**DATA FOR PROCESSING**.
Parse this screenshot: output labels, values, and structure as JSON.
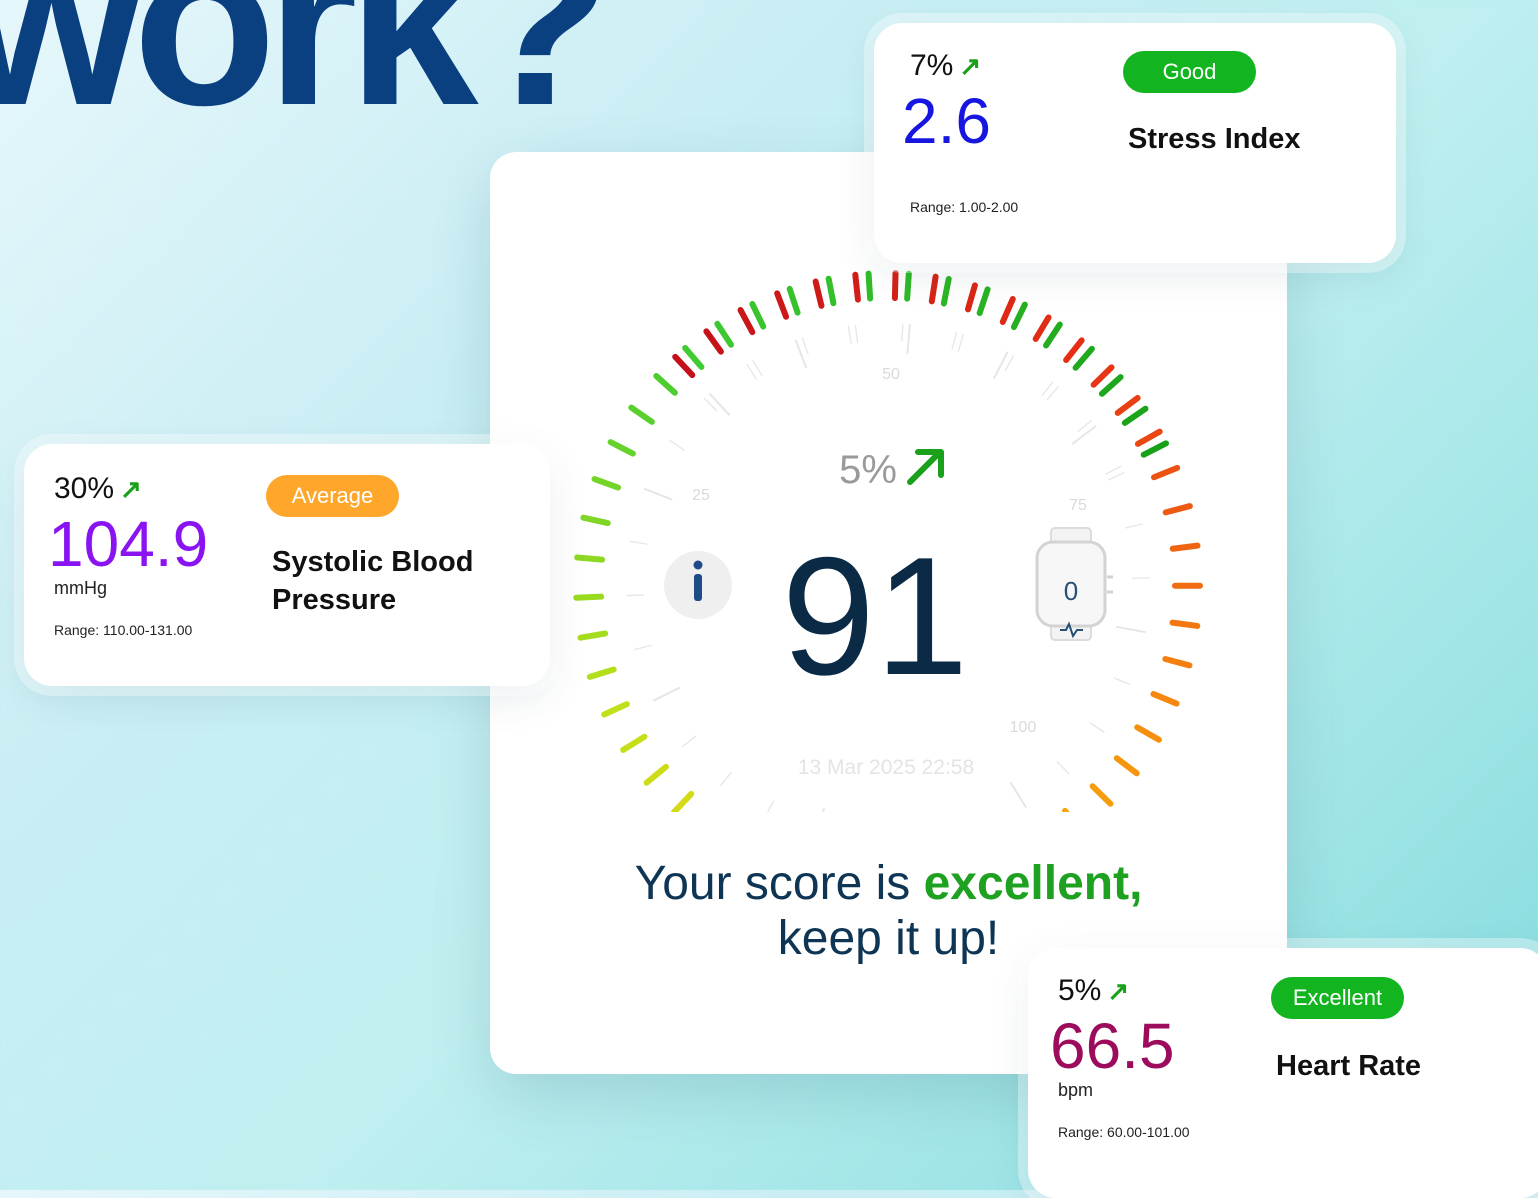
{
  "headline": "work?",
  "main_card": {
    "gauge": {
      "score": "91",
      "change": "5%",
      "ticks": [
        "25",
        "50",
        "75",
        "100"
      ],
      "device_value": "0",
      "timestamp": "13 Mar 2025 22:58"
    },
    "message_prefix": "Your score is ",
    "message_highlight": "excellent,",
    "message_suffix": "keep it up!"
  },
  "metrics": {
    "stress": {
      "change": "7%",
      "value": "2.6",
      "unit": "",
      "range": "Range: 1.00-2.00",
      "badge": "Good",
      "title": "Stress Index",
      "value_color": "#1616e0",
      "badge_color": "#12b520"
    },
    "blood_pressure": {
      "change": "30%",
      "value": "104.9",
      "unit": "mmHg",
      "range": "Range: 110.00-131.00",
      "badge": "Average",
      "title_line1": "Systolic Blood",
      "title_line2": "Pressure",
      "value_color": "#8a13f2",
      "badge_color": "#ffa62b"
    },
    "heart_rate": {
      "change": "5%",
      "value": "66.5",
      "unit": "bpm",
      "range": "Range: 60.00-101.00",
      "badge": "Excellent",
      "title": "Heart Rate",
      "value_color": "#9c0b5c",
      "badge_color": "#12b520"
    }
  },
  "icons": {
    "trend": "arrow-up-right-icon",
    "info": "info-icon",
    "device": "smartwatch-icon"
  }
}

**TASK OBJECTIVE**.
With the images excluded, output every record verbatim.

**ANSWER TO THIS PROBLEM**.
Parse this screenshot: output labels, values, and structure as JSON.
{
  "headline": "work?",
  "main_card": {
    "gauge": {
      "score": "91",
      "change": "5%",
      "ticks": [
        "25",
        "50",
        "75",
        "100"
      ],
      "device_value": "0",
      "timestamp": "13 Mar 2025 22:58"
    },
    "message_prefix": "Your score is ",
    "message_highlight": "excellent,",
    "message_suffix": "keep it up!"
  },
  "metrics": {
    "stress": {
      "change": "7%",
      "value": "2.6",
      "unit": "",
      "range": "Range: 1.00-2.00",
      "badge": "Good",
      "title": "Stress Index",
      "value_color": "#1616e0",
      "badge_color": "#12b520"
    },
    "blood_pressure": {
      "change": "30%",
      "value": "104.9",
      "unit": "mmHg",
      "range": "Range: 110.00-131.00",
      "badge": "Average",
      "title_line1": "Systolic Blood",
      "title_line2": "Pressure",
      "value_color": "#8a13f2",
      "badge_color": "#ffa62b"
    },
    "heart_rate": {
      "change": "5%",
      "value": "66.5",
      "unit": "bpm",
      "range": "Range: 60.00-101.00",
      "badge": "Excellent",
      "title": "Heart Rate",
      "value_color": "#9c0b5c",
      "badge_color": "#12b520"
    }
  },
  "icons": {
    "trend": "arrow-up-right-icon",
    "info": "info-icon",
    "device": "smartwatch-icon"
  }
}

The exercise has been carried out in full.